>>>>
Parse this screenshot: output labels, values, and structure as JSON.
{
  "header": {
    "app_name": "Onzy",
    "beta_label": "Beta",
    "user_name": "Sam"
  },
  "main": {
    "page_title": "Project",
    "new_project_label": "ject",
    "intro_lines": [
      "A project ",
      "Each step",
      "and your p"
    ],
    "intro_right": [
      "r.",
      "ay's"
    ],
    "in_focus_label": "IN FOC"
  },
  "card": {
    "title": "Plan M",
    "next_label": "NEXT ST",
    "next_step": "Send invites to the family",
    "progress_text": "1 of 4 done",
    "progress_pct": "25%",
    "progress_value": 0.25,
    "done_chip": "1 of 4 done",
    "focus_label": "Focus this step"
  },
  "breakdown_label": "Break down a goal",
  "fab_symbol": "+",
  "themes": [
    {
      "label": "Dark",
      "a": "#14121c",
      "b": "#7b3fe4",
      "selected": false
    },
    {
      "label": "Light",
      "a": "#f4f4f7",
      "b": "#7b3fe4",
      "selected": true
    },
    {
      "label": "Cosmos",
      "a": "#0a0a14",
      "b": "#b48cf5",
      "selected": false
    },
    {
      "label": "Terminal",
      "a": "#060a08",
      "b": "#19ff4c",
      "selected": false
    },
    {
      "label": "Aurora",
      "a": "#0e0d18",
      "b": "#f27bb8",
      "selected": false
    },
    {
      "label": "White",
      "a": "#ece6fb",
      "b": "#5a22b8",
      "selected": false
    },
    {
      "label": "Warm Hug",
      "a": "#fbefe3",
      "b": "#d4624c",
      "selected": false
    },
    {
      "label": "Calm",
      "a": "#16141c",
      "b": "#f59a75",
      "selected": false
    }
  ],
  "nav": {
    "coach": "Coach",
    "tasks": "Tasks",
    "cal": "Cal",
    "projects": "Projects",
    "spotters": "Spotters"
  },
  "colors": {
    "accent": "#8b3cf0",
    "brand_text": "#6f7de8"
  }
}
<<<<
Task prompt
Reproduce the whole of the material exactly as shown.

Response area
Parse this screenshot: output labels, values, and structure as JSON.
{
  "header": {
    "app_name": "Onzy",
    "beta_label": "Beta",
    "user_name": "Sam"
  },
  "main": {
    "page_title": "Project",
    "new_project_label": "ject",
    "intro_lines": [
      "A project ",
      "Each step",
      "and your p"
    ],
    "intro_right": [
      "r.",
      "ay's"
    ],
    "in_focus_label": "IN FOC"
  },
  "card": {
    "title": "Plan M",
    "next_label": "NEXT ST",
    "next_step": "Send invites to the family",
    "progress_text": "1 of 4 done",
    "progress_pct": "25%",
    "progress_value": 0.25,
    "done_chip": "1 of 4 done",
    "focus_label": "Focus this step"
  },
  "breakdown_label": "Break down a goal",
  "fab_symbol": "+",
  "themes": [
    {
      "label": "Dark",
      "a": "#14121c",
      "b": "#7b3fe4",
      "selected": false
    },
    {
      "label": "Light",
      "a": "#f4f4f7",
      "b": "#7b3fe4",
      "selected": true
    },
    {
      "label": "Cosmos",
      "a": "#0a0a14",
      "b": "#b48cf5",
      "selected": false
    },
    {
      "label": "Terminal",
      "a": "#060a08",
      "b": "#19ff4c",
      "selected": false
    },
    {
      "label": "Aurora",
      "a": "#0e0d18",
      "b": "#f27bb8",
      "selected": false
    },
    {
      "label": "White",
      "a": "#ece6fb",
      "b": "#5a22b8",
      "selected": false
    },
    {
      "label": "Warm Hug",
      "a": "#fbefe3",
      "b": "#d4624c",
      "selected": false
    },
    {
      "label": "Calm",
      "a": "#16141c",
      "b": "#f59a75",
      "selected": false
    }
  ],
  "nav": {
    "coach": "Coach",
    "tasks": "Tasks",
    "cal": "Cal",
    "projects": "Projects",
    "spotters": "Spotters"
  },
  "colors": {
    "accent": "#8b3cf0",
    "brand_text": "#6f7de8"
  }
}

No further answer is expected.